DAVIS: It’s nice to hear you say that.
VINYARD: When you hear the title, you don’t really know what the film is, which is not as much about the murders as it is about identity and family.
TOBIN: Charlie is the lynchpin on which the film hangs. It’s not about him. He’s a fascinating lynchpin, but it’s not about him at all.
VINYARD: As good a lynchpin as any.
DAVIS: I wanted the movie to kind of be a wild ride that took you to places you didn’t expect to go. I was thinking a lot about Jonathan Demme’s SOMETHING WILD, that kind of movie that just goes to these places you didn’t expect.
VINYARD: Which would make Tobin the Ray Liotta character, I guess.
DAVIS: (laughs) Yeah, you’re the Ray Liotta of MANSON FAMILY VACATION.

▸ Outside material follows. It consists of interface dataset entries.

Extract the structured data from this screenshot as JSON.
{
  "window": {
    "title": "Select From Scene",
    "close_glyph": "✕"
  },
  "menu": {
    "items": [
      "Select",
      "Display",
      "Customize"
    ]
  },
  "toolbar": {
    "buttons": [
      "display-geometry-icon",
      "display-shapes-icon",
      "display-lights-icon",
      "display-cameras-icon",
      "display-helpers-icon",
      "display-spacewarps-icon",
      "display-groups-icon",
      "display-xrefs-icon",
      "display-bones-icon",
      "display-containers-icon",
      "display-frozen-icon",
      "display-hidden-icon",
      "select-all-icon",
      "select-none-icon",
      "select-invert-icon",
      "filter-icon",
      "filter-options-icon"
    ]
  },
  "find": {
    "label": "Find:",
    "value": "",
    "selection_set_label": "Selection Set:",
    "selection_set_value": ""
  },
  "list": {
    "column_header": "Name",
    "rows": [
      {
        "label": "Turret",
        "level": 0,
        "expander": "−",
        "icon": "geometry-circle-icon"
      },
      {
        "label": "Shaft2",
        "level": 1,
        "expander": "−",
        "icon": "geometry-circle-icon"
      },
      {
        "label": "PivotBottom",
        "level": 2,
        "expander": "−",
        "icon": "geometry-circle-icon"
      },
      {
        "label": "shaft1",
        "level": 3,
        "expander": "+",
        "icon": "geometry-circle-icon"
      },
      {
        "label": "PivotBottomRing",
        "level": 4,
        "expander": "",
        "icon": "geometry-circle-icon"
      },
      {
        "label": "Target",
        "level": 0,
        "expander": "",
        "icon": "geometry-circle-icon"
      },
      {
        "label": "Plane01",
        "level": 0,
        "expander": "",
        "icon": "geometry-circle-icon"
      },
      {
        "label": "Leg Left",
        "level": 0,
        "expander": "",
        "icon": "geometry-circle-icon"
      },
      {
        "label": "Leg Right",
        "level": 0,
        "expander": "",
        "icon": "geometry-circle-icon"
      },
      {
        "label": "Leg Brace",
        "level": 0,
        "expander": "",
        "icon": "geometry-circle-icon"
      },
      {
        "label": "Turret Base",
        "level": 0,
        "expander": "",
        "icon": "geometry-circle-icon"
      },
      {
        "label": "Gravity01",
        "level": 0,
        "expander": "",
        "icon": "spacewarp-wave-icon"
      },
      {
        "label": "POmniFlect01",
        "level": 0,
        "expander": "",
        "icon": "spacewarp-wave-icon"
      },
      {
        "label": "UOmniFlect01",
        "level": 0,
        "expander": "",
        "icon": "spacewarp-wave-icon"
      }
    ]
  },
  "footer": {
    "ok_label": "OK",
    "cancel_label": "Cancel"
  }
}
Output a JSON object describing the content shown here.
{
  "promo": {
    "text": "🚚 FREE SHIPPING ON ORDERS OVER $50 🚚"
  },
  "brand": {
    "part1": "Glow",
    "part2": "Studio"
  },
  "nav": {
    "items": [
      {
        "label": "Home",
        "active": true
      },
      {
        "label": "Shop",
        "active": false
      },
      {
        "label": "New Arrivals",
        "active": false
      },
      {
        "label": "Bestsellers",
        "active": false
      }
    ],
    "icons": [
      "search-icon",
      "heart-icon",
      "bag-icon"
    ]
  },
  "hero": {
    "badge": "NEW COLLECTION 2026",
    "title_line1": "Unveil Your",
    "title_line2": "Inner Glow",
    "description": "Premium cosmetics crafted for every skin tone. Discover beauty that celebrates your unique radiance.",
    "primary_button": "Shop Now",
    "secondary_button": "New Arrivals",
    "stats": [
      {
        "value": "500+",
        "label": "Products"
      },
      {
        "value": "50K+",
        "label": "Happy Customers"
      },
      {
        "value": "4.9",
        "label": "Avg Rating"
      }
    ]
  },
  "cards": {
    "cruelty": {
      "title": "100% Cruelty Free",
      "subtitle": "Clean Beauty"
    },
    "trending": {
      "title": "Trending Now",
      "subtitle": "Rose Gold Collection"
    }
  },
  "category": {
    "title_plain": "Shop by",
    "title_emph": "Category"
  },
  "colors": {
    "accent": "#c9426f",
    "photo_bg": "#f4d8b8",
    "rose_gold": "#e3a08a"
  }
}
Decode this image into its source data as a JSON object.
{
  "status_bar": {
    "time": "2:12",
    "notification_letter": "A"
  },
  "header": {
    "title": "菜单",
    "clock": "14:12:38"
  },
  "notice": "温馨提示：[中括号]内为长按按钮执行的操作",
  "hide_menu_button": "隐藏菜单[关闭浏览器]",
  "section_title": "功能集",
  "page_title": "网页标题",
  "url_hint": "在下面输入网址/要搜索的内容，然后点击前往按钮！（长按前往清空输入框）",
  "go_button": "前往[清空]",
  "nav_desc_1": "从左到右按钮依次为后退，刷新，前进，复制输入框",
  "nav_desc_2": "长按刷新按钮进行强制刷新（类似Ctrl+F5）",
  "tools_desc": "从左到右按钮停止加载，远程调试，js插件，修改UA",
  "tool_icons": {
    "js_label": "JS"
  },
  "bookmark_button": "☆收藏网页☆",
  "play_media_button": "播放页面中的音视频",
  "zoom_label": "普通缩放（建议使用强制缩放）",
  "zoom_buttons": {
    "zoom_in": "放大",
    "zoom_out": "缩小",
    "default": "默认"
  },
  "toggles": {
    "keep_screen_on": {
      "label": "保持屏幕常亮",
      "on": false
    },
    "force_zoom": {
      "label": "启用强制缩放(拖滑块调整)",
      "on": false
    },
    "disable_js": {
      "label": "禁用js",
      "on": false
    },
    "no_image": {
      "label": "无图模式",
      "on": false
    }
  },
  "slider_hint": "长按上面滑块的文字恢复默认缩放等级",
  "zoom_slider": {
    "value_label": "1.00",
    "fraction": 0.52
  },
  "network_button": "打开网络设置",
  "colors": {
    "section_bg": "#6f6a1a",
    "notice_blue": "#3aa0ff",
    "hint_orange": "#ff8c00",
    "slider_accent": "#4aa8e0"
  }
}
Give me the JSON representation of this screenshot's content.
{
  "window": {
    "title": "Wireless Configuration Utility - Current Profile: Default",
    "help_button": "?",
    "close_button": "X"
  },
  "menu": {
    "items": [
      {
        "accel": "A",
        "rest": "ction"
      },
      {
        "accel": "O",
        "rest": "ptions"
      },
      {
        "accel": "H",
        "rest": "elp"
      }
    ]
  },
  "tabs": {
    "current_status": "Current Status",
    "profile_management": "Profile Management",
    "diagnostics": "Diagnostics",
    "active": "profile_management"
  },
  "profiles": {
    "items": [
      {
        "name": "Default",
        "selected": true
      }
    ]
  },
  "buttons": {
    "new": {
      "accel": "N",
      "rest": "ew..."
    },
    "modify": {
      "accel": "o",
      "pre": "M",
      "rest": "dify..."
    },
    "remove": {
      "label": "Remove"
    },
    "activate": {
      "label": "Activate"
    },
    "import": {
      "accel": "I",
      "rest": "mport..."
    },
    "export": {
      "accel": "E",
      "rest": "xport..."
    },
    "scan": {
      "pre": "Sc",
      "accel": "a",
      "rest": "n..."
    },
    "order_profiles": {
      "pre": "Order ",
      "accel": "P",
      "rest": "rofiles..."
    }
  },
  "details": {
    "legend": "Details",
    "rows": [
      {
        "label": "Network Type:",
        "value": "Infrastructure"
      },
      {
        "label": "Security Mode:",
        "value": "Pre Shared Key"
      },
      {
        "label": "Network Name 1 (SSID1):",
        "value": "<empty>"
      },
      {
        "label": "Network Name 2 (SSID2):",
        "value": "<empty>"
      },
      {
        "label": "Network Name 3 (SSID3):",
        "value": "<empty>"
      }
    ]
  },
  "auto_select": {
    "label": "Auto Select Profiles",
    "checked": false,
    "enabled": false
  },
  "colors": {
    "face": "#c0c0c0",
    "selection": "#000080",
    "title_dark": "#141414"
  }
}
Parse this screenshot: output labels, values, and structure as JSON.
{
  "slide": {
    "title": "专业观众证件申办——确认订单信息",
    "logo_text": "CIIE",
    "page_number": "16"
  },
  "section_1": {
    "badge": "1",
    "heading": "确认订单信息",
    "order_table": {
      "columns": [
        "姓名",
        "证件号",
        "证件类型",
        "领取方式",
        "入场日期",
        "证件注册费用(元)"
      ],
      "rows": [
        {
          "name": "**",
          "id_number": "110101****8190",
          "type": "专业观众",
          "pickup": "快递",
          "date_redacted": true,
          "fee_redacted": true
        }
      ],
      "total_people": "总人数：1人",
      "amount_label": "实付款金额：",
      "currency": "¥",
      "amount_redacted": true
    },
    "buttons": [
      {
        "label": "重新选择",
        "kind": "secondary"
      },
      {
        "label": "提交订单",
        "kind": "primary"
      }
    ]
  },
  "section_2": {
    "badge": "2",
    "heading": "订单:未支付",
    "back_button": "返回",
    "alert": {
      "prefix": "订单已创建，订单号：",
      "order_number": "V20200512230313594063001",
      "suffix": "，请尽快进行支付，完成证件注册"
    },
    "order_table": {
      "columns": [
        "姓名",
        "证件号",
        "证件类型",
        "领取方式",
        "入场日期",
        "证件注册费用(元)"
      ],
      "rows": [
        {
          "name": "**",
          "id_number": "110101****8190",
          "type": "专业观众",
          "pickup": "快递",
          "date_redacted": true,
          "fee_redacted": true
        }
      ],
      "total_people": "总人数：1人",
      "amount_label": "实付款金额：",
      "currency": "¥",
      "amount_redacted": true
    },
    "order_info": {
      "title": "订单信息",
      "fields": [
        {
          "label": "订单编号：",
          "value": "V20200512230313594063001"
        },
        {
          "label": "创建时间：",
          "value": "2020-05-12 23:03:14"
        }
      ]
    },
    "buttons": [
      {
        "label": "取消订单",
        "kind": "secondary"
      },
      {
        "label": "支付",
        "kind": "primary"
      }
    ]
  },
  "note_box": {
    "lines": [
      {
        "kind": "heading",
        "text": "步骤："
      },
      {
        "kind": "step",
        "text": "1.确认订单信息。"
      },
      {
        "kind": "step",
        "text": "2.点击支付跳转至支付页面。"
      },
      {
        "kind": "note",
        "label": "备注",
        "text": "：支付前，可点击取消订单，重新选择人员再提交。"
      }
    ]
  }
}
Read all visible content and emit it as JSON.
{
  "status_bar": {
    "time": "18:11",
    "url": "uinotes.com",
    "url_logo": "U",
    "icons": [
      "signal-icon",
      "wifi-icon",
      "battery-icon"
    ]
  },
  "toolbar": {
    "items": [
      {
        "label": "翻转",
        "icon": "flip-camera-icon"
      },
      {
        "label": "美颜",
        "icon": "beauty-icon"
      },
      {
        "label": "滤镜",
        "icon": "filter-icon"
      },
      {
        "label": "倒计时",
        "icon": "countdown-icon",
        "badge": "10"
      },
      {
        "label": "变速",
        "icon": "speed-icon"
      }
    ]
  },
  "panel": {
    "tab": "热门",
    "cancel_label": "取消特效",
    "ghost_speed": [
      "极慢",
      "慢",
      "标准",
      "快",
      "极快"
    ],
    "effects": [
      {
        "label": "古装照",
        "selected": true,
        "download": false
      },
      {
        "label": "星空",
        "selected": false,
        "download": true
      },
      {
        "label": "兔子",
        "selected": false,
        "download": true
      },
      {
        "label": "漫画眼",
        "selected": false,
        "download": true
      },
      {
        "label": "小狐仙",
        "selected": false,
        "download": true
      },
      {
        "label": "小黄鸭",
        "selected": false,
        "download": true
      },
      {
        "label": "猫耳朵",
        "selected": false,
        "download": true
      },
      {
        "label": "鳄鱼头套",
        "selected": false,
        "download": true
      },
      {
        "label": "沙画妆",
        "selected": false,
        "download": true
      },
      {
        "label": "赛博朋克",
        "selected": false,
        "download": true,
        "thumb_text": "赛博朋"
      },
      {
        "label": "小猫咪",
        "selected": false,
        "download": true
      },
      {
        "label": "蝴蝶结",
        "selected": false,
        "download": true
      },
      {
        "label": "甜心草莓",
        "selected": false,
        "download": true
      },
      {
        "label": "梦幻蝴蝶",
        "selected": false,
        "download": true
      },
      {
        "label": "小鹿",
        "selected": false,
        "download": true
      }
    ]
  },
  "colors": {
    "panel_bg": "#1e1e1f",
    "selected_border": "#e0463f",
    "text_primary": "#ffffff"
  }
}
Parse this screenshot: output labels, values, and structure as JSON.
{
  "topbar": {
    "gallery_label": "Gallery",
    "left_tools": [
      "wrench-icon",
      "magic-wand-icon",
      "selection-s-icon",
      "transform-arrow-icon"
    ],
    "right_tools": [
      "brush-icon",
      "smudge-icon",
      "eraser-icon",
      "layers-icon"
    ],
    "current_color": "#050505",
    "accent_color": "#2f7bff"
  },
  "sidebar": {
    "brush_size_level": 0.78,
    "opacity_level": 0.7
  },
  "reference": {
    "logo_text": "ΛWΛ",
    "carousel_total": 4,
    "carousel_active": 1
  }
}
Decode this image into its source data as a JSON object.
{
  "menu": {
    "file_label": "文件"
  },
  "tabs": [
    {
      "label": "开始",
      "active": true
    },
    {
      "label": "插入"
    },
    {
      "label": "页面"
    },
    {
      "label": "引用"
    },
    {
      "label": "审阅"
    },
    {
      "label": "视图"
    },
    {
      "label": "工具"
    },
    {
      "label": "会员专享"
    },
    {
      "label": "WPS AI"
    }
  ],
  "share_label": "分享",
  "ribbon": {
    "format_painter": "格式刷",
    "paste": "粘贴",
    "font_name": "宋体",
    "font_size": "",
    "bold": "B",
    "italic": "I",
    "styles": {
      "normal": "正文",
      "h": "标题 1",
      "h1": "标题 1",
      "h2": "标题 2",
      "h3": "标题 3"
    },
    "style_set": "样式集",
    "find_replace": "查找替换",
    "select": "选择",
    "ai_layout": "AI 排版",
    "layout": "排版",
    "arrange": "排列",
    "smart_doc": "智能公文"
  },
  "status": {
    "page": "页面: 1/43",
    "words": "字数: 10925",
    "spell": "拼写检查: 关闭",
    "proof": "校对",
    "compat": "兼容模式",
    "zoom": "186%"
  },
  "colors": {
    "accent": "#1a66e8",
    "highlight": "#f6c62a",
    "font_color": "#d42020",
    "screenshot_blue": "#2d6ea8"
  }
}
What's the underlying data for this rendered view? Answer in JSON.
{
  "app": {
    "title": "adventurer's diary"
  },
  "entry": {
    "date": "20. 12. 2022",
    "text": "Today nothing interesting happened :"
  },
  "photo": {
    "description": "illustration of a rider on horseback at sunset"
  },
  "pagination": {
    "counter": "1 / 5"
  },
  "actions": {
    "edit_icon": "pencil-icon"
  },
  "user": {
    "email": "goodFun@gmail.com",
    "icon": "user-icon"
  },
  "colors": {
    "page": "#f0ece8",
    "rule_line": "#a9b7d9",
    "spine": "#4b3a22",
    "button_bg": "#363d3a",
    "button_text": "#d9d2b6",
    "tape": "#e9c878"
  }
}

TOBIN: (in Ray Liotta voice) “Bring me a bottle of tequila!” He’s doing those commercials on TV, he’s having a good time.
VINYARD: When you were shooting, what was the size of the crew?
DAVIS: It kind of varied at different times in the shoot. We were often two cameras, so it added a lot. There were days where there were as many as 40 people. It was bigger than I expected when we started. Then there were days when it was smaller.
VINYARD: With the two cameras going, you could do a lot more improv.
VINYARD: How much of the film was figured out on set versus what was written?
DAVIS: We would hit the points in the script, so we had the beats down. With Jay and Linas, it was usually in their own words, but we kinda hit the beats. Then, after we hit the beats, we’d kinda explore. They’d get into their backstories, they’d get into any number of things. Once I knew we had that in the can, we could go in different directions.
VINYARD: Did the boy who plays Jay’s son improvise at all?
DAVIS: Oh yeah. He improvised a lot.
TOBIN: Smart little kid.
DAVIS: Yeah, his improvisations were pretty incredible.
Catch MANSON FAMILY VACATION today on iTunes/VOD, or on Netflix starting October 27th.